Hemingway reflects on the time he spent in Austria, claiming that the first year was an “innocent” year, the second was the year of the avalanches, and the third year was a “a nightmare and a murder year disguised as the greatest fun of all.” It is in this last year that “the rich show up.” Hemingway claims that these rich people have a “pilot fish,” a person who goes places ahead of them and talks them up before their arrival. He argues that the rich wouldn’t have come the year before, and that they need the pilot fish to provide them with “certainty.” The pilot fish is a friend of Hemingway’s, and Hemingway trusts him, yet in later years Hemingway’s memories of this time come to horrify him. He is charmed by the rich, which makes him “trusting” and “stupid.” He reads part of a novel he has written aloud, which he calls “dangerous” and “as low as a writer can get.” The rich love it, which at the time pleased Hemingway, but in hindsight he finds this abhorrent and unprofessional.
Perhaps the first thing to note about this chapter is that it is written in a rather different style from the rest of the book. Whereas Hemingway’s style is generally rather clear and “straight,” the writing in this chapter has an abstract, veiled quality that can at times make it difficult to understand what Hemingway is saying. This veiled quality is likely due to the fact that Hemingway is writing such a severe denunciation of the anonymous “rich” and their “pilot fish.” (Although it is also true that Hemingway denounces many other characters in the book without hesitating to include their full names.) The entire tone of this chapter is characterized by an intense, painful feeling of regret over both the personal and professional consequences of this winter in Austria.
Hemingway notes that before “these rich” arrived, “we had already been infiltrated by another rich using the oldest trick probably that there is.” This “trick” involves a young single woman befriending a married woman with the aim of marrying her husband. The husband ends up loving both women, and the one who is most “relentless” succeeds in keeping him. Hemingway confesses that it may sound silly, but that loving two women at once is “the most terrible and destructive thing that can happen to a man.” At first the man’s wife trusts him, then the man starts lying to “everyone,” and eventually he breaks all the promises he initially made to his wife. Hemingway then begins to describe himself and Hadley in the third person, noting that they shared everything, were always happy together, and they loved their child and their life together. However, when the third person comes to interrupt this existence, there is a terrible “split inside you” and every moment becomes torturous. Whenever the man is with one of the women he misses the other, and it is eventually “necessary” to end the original marriage.

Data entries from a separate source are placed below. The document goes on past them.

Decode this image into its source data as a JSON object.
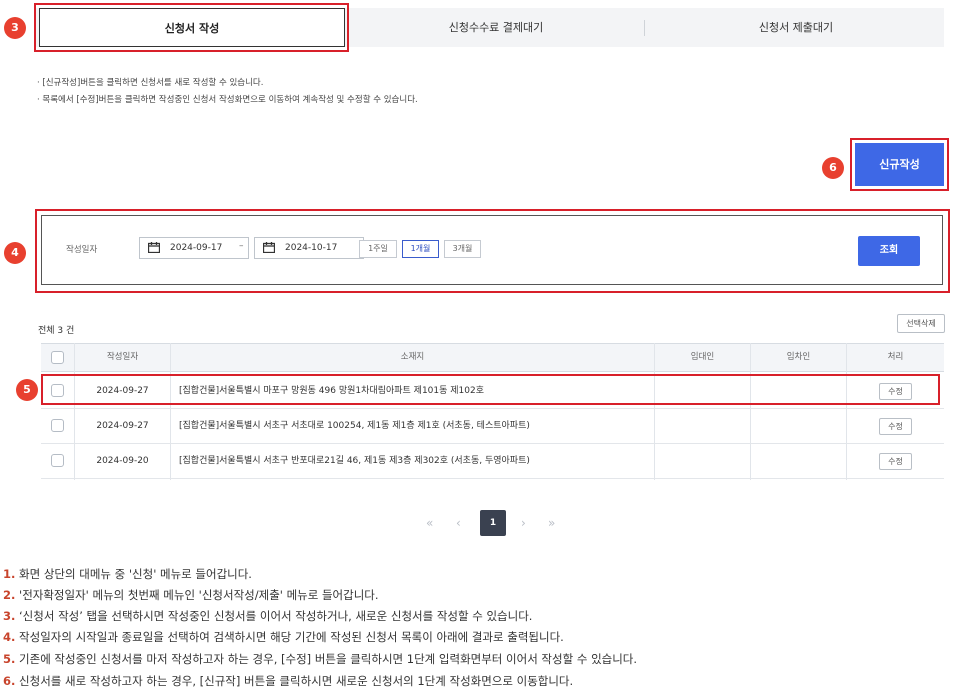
{
  "markers": {
    "m3": "3",
    "m4": "4",
    "m5": "5",
    "m6": "6"
  },
  "tabs": [
    {
      "label": "신청서 작성"
    },
    {
      "label": "신청수수료 결제대기"
    },
    {
      "label": "신청서 제출대기"
    }
  ],
  "info": [
    "· [신규작성]버튼을 클릭하면 신청서를 새로 작성할 수 있습니다.",
    "· 목록에서 [수정]버튼을 클릭하면 작성중인 신청서 작성화면으로 이동하여 계속작성 및 수정할 수 있습니다."
  ],
  "new_button": "신규작성",
  "search": {
    "label": "작성일자",
    "start_date": "2024-09-17",
    "separator": "–",
    "end_date": "2024-10-17",
    "periods": [
      "1주일",
      "1개월",
      "3개월"
    ],
    "selected_period": "1개월",
    "search_button": "조회"
  },
  "list": {
    "total_text": "전체  3  건",
    "delete_selected": "선택삭제",
    "headers": [
      "작성일자",
      "소재지",
      "임대인",
      "임차인",
      "처리"
    ],
    "rows": [
      {
        "date": "2024-09-27",
        "address": "[집합건물]서울특별시 마포구 망원동 496 망원1차대림아파트 제101동 제102호",
        "landlord": "",
        "tenant": "",
        "action": "수정"
      },
      {
        "date": "2024-09-27",
        "address": "[집합건물]서울특별시 서초구 서초대로 100254, 제1동 제1층 제1호 (서초동, 테스트아파트)",
        "landlord": "",
        "tenant": "",
        "action": "수정"
      },
      {
        "date": "2024-09-20",
        "address": "[집합건물]서울특별시 서초구 반포대로21길 46, 제1동 제3층 제302호 (서초동, 두영아파트)",
        "landlord": "",
        "tenant": "",
        "action": "수정"
      }
    ]
  },
  "pagination": {
    "first": "«",
    "prev": "‹",
    "current": "1",
    "next": "›",
    "last": "»"
  },
  "notes": [
    {
      "num": "1.",
      "text": " 화면 상단의 대메뉴 중 '신청' 메뉴로 들어갑니다."
    },
    {
      "num": "2.",
      "text": " '전자확정일자' 메뉴의 첫번째 메뉴인 '신청서작성/제출' 메뉴로 들어갑니다."
    },
    {
      "num": "3.",
      "text": " ‘신청서 작성’ 탭을 선택하시면 작성중인 신청서를 이어서 작성하거나, 새로운 신청서를 작성할 수 있습니다."
    },
    {
      "num": "4.",
      "text": " 작성일자의 시작일과 종료일을 선택하여 검색하시면 해당 기간에 작성된 신청서 목록이 아래에 결과로 출력됩니다."
    },
    {
      "num": "5.",
      "text": " 기존에 작성중인 신청서를 마저 작성하고자 하는 경우, [수정] 버튼을 클릭하시면 1단계 입력화면부터 이어서 작성할 수 있습니다."
    },
    {
      "num": "6.",
      "text": " 신청서를 새로 작성하고자 하는 경우, [신규작] 버튼을 클릭하시면 새로운 신청서의 1단계 작성화면으로 이동합니다."
    }
  ],
  "colors": {
    "accent": "#3e68e6",
    "highlight": "#d8202a",
    "marker": "#e8402f",
    "note_number": "#c8442c"
  }
}
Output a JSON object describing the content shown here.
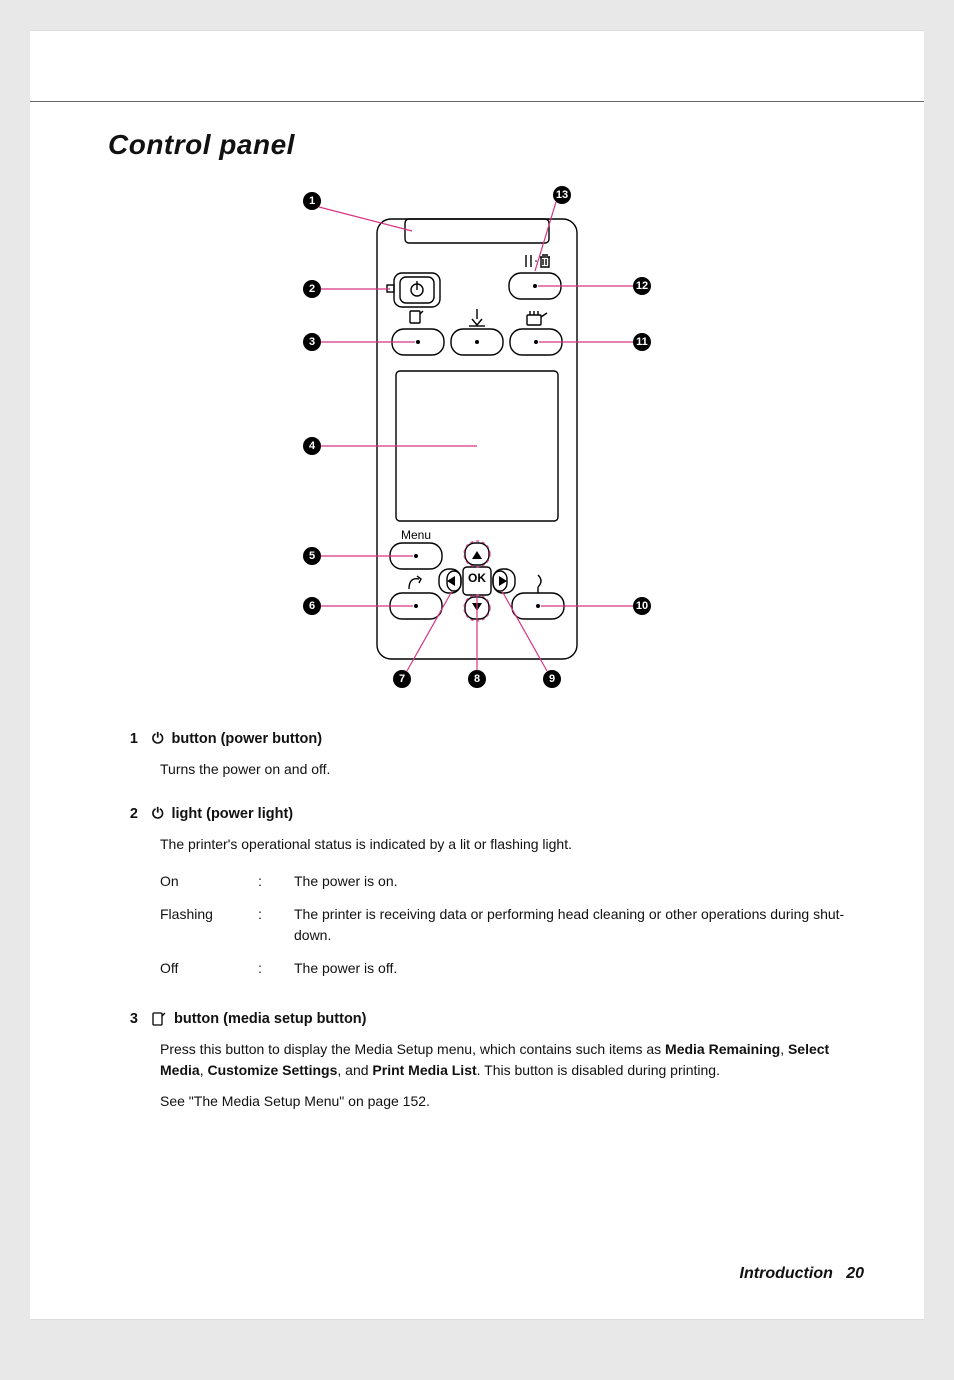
{
  "title": "Control panel",
  "diagram": {
    "callouts": [
      "1",
      "2",
      "3",
      "4",
      "5",
      "6",
      "7",
      "8",
      "9",
      "10",
      "11",
      "12",
      "13"
    ],
    "menuLabel": "Menu",
    "okLabel": "OK"
  },
  "items": [
    {
      "num": "1",
      "iconName": "power-icon",
      "iconGlyph": "⏻",
      "heading": "button (power button)",
      "paragraphs": [
        "Turns the power on and off."
      ],
      "statuses": [],
      "refText": ""
    },
    {
      "num": "2",
      "iconName": "power-icon",
      "iconGlyph": "⏻",
      "heading": "light (power light)",
      "paragraphs": [
        "The printer's operational status is indicated by a lit or flashing light."
      ],
      "statuses": [
        {
          "label": "On",
          "desc": "The power is on."
        },
        {
          "label": "Flashing",
          "desc": "The printer is receiving data or performing head cleaning or other operations during shut-down."
        },
        {
          "label": "Off",
          "desc": "The power is off."
        }
      ],
      "refText": ""
    },
    {
      "num": "3",
      "iconName": "media-icon",
      "iconGlyph": "📄",
      "heading": "button (media setup button)",
      "richParagraph": {
        "pre": "Press this button to display the Media Setup menu, which contains such items as ",
        "bold1": "Media Remaining",
        "sep1": ", ",
        "bold2": "Select Media",
        "sep2": ", ",
        "bold3": "Customize Settings",
        "sep3": ", and ",
        "bold4": "Print Media List",
        "post": ". This button is disabled during printing."
      },
      "refText": "See \"The Media Setup Menu\" on page 152.",
      "statuses": []
    }
  ],
  "footer": {
    "section": "Introduction",
    "page": "20"
  }
}
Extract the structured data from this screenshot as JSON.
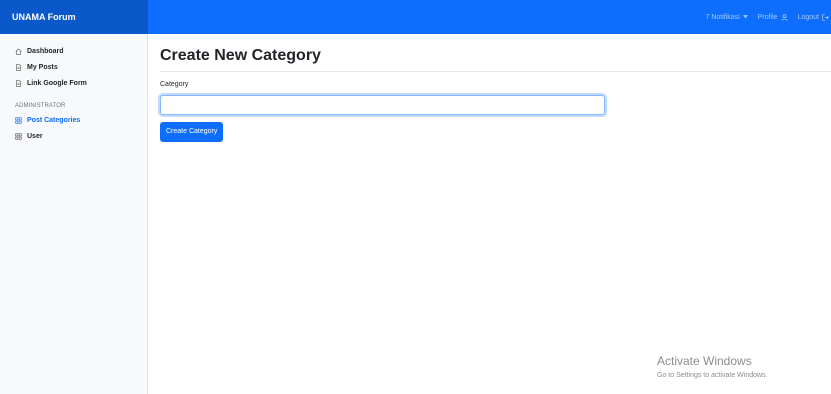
{
  "header": {
    "brand": "UNAMA Forum",
    "notifications": "7 Notifikasi",
    "profile": "Profile",
    "logout": "Logout"
  },
  "sidebar": {
    "items": [
      {
        "label": "Dashboard",
        "icon": "home-icon"
      },
      {
        "label": "My Posts",
        "icon": "file-icon"
      },
      {
        "label": "Link Google Form",
        "icon": "file-icon"
      }
    ],
    "admin_heading": "ADMINISTRATOR",
    "admin_items": [
      {
        "label": "Post Categories",
        "icon": "grid-icon",
        "active": true
      },
      {
        "label": "User",
        "icon": "grid-icon"
      }
    ]
  },
  "main": {
    "title": "Create New Category",
    "field_label": "Category",
    "field_value": "",
    "submit_label": "Create Category"
  },
  "watermark": {
    "title": "Activate Windows",
    "subtitle": "Go to Settings to activate Windows."
  },
  "colors": {
    "primary": "#0d6efd",
    "brand_bg": "#0a58ca",
    "sidebar_bg": "#f8f9fa"
  }
}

The fact that Hemingway continues to speak in an abstract way, alternating between the second and third person, emphasizes that this memory is so painful that he cannot even bear to speak about it directly. It also reads as an attempt to preserve the dignity of Hadley (and perhaps also Pauline). In many ways, this chapter is akin to a long apology letter to Hadley, and it is for this reason that many have speculated that Hemingway’s last wife, Mary, chose to leave it out of the original published version of “A Moveable Feast.” Yet, although the chapter is apologetic and at times self-castigating, Hemingway also underemphasizes his own personal responsibility by writing in an abstract, second- and third- person style.
Hemingway leaves Austria for New York. His new life with Pauline gives him a “wrenching, kicking happiness,” defined by selfishness and betrayal. When Hemingway sees Hadley and Bumby again, he feels overwhelmed with love and regret. Hemingway then considers that maybe the rich and the pilot fish weren’t so bad; he resents them for encouraging and supporting him when he was making bad choices, but he’s not sure if he should blame them for this. He feels horrified by how Pauline deceives Hadley, who is her friend, but knows he is also responsible. After this episode, “Paris was never the same again,” and Hemingway never returns to the hotel in Austria. He concludes that everything breaks, even the heart, and that he doesn’t “know about that now” but does know that during the early years in Paris “we were very poor and very happy.”
The chapter ends on a defeated note, albeit with a general tone of acceptance. More than most other chapters in the book, “The Pilot Fish and the Rich” emphasizes Hemingway’s retrospective perspective and his feelings of guilt and regret that accompany his account of his life as a young man. At the same time, this is also one of the only points at which Hemingway explicitly expresses feelings of nostalgia. He indicates that the early years in Paris were an innocent, happy, and perhaps naïve time, and that the years that followed destroyed this innocence and good fortune.